**How to complete this task**
Reproduce the whole listing, keeping each word unchanged.

**Provided data**
※ ※ ※

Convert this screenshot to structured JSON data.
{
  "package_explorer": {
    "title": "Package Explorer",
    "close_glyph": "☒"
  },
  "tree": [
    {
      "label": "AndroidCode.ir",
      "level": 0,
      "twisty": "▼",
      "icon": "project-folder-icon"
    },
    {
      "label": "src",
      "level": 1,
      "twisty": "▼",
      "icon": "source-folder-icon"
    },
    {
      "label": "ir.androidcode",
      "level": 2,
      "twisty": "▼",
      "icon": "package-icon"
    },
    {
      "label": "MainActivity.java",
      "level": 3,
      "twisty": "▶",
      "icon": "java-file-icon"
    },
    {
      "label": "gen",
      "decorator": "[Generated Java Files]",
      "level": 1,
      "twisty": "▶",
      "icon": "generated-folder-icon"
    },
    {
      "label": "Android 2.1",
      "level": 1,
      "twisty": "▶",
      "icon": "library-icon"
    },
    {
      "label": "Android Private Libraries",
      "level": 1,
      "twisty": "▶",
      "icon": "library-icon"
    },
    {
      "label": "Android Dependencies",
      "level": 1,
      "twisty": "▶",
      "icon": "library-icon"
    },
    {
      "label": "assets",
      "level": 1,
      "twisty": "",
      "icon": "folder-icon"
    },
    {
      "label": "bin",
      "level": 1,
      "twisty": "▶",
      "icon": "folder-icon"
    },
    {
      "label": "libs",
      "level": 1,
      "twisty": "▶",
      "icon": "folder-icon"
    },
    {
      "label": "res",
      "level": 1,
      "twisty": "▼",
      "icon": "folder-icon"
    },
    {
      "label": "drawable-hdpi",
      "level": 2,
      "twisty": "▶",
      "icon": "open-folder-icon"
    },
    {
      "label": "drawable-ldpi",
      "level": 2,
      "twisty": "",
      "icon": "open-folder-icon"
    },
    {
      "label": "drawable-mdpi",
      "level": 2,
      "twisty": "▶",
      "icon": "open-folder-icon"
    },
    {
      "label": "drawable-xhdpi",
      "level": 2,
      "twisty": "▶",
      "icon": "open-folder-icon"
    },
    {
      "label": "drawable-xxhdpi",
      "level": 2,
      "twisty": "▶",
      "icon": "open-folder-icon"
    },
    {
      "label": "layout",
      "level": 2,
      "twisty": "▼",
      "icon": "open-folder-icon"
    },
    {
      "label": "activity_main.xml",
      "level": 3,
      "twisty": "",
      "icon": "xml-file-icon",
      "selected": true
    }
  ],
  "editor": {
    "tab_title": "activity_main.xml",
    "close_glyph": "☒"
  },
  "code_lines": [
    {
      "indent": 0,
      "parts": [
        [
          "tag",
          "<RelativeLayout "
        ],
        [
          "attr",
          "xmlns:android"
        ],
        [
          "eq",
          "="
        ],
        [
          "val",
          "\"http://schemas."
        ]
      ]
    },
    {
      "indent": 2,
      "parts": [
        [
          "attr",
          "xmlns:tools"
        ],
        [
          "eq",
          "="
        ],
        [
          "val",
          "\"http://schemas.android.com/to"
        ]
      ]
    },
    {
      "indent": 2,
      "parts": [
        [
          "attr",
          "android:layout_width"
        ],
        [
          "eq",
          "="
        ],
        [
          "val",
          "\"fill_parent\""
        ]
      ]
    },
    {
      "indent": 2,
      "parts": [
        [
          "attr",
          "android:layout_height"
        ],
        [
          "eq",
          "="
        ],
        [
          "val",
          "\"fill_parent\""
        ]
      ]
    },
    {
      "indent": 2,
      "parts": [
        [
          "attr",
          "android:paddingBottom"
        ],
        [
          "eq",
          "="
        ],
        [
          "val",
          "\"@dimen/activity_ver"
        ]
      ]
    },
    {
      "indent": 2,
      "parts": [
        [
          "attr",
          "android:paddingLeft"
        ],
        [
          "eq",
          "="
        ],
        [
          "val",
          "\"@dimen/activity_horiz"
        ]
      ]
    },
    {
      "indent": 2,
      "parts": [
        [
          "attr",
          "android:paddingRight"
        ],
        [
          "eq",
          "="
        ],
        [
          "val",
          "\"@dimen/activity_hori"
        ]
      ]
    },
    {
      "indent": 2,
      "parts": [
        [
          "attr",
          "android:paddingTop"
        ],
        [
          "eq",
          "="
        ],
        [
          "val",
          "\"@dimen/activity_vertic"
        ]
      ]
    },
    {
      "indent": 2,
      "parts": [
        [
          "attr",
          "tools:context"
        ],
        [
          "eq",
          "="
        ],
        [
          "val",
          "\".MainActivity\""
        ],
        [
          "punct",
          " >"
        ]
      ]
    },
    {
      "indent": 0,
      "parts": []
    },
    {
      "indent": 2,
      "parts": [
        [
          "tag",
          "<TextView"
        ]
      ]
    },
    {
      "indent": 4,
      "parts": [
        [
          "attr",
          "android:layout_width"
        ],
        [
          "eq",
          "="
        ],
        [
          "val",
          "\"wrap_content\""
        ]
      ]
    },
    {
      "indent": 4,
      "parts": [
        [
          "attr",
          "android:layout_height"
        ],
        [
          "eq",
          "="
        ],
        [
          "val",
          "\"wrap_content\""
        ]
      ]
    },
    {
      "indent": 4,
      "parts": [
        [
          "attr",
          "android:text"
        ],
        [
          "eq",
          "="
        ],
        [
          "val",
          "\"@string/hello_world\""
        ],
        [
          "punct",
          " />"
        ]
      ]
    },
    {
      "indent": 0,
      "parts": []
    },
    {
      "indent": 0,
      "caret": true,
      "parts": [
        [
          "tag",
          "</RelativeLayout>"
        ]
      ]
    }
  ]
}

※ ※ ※

**Answer for the task**
Convert this screenshot to structured JSON data.
{
  "package_explorer": {
    "title": "Package Explorer",
    "close_glyph": "☒"
  },
  "tree": [
    {
      "label": "AndroidCode.ir",
      "level": 0,
      "twisty": "▼",
      "icon": "project-folder-icon"
    },
    {
      "label": "src",
      "level": 1,
      "twisty": "▼",
      "icon": "source-folder-icon"
    },
    {
      "label": "ir.androidcode",
      "level": 2,
      "twisty": "▼",
      "icon": "package-icon"
    },
    {
      "label": "MainActivity.java",
      "level": 3,
      "twisty": "▶",
      "icon": "java-file-icon"
    },
    {
      "label": "gen",
      "decorator": "[Generated Java Files]",
      "level": 1,
      "twisty": "▶",
      "icon": "generated-folder-icon"
    },
    {
      "label": "Android 2.1",
      "level": 1,
      "twisty": "▶",
      "icon": "library-icon"
    },
    {
      "label": "Android Private Libraries",
      "level": 1,
      "twisty": "▶",
      "icon": "library-icon"
    },
    {
      "label": "Android Dependencies",
      "level": 1,
      "twisty": "▶",
      "icon": "library-icon"
    },
    {
      "label": "assets",
      "level": 1,
      "twisty": "",
      "icon": "folder-icon"
    },
    {
      "label": "bin",
      "level": 1,
      "twisty": "▶",
      "icon": "folder-icon"
    },
    {
      "label": "libs",
      "level": 1,
      "twisty": "▶",
      "icon": "folder-icon"
    },
    {
      "label": "res",
      "level": 1,
      "twisty": "▼",
      "icon": "folder-icon"
    },
    {
      "label": "drawable-hdpi",
      "level": 2,
      "twisty": "▶",
      "icon": "open-folder-icon"
    },
    {
      "label": "drawable-ldpi",
      "level": 2,
      "twisty": "",
      "icon": "open-folder-icon"
    },
    {
      "label": "drawable-mdpi",
      "level": 2,
      "twisty": "▶",
      "icon": "open-folder-icon"
    },
    {
      "label": "drawable-xhdpi",
      "level": 2,
      "twisty": "▶",
      "icon": "open-folder-icon"
    },
    {
      "label": "drawable-xxhdpi",
      "level": 2,
      "twisty": "▶",
      "icon": "open-folder-icon"
    },
    {
      "label": "layout",
      "level": 2,
      "twisty": "▼",
      "icon": "open-folder-icon"
    },
    {
      "label": "activity_main.xml",
      "level": 3,
      "twisty": "",
      "icon": "xml-file-icon",
      "selected": true
    }
  ],
  "editor": {
    "tab_title": "activity_main.xml",
    "close_glyph": "☒"
  },
  "code_lines": [
    {
      "indent": 0,
      "parts": [
        [
          "tag",
          "<RelativeLayout "
        ],
        [
          "attr",
          "xmlns:android"
        ],
        [
          "eq",
          "="
        ],
        [
          "val",
          "\"http://schemas."
        ]
      ]
    },
    {
      "indent": 2,
      "parts": [
        [
          "attr",
          "xmlns:tools"
        ],
        [
          "eq",
          "="
        ],
        [
          "val",
          "\"http://schemas.android.com/to"
        ]
      ]
    },
    {
      "indent": 2,
      "parts": [
        [
          "attr",
          "android:layout_width"
        ],
        [
          "eq",
          "="
        ],
        [
          "val",
          "\"fill_parent\""
        ]
      ]
    },
    {
      "indent": 2,
      "parts": [
        [
          "attr",
          "android:layout_height"
        ],
        [
          "eq",
          "="
        ],
        [
          "val",
          "\"fill_parent\""
        ]
      ]
    },
    {
      "indent": 2,
      "parts": [
        [
          "attr",
          "android:paddingBottom"
        ],
        [
          "eq",
          "="
        ],
        [
          "val",
          "\"@dimen/activity_ver"
        ]
      ]
    },
    {
      "indent": 2,
      "parts": [
        [
          "attr",
          "android:paddingLeft"
        ],
        [
          "eq",
          "="
        ],
        [
          "val",
          "\"@dimen/activity_horiz"
        ]
      ]
    },
    {
      "indent": 2,
      "parts": [
        [
          "attr",
          "android:paddingRight"
        ],
        [
          "eq",
          "="
        ],
        [
          "val",
          "\"@dimen/activity_hori"
        ]
      ]
    },
    {
      "indent": 2,
      "parts": [
        [
          "attr",
          "android:paddingTop"
        ],
        [
          "eq",
          "="
        ],
        [
          "val",
          "\"@dimen/activity_vertic"
        ]
      ]
    },
    {
      "indent": 2,
      "parts": [
        [
          "attr",
          "tools:context"
        ],
        [
          "eq",
          "="
        ],
        [
          "val",
          "\".MainActivity\""
        ],
        [
          "punct",
          " >"
        ]
      ]
    },
    {
      "indent": 0,
      "parts": []
    },
    {
      "indent": 2,
      "parts": [
        [
          "tag",
          "<TextView"
        ]
      ]
    },
    {
      "indent": 4,
      "parts": [
        [
          "attr",
          "android:layout_width"
        ],
        [
          "eq",
          "="
        ],
        [
          "val",
          "\"wrap_content\""
        ]
      ]
    },
    {
      "indent": 4,
      "parts": [
        [
          "attr",
          "android:layout_height"
        ],
        [
          "eq",
          "="
        ],
        [
          "val",
          "\"wrap_content\""
        ]
      ]
    },
    {
      "indent": 4,
      "parts": [
        [
          "attr",
          "android:text"
        ],
        [
          "eq",
          "="
        ],
        [
          "val",
          "\"@string/hello_world\""
        ],
        [
          "punct",
          " />"
        ]
      ]
    },
    {
      "indent": 0,
      "parts": []
    },
    {
      "indent": 0,
      "caret": true,
      "parts": [
        [
          "tag",
          "</RelativeLayout>"
        ]
      ]
    }
  ]
}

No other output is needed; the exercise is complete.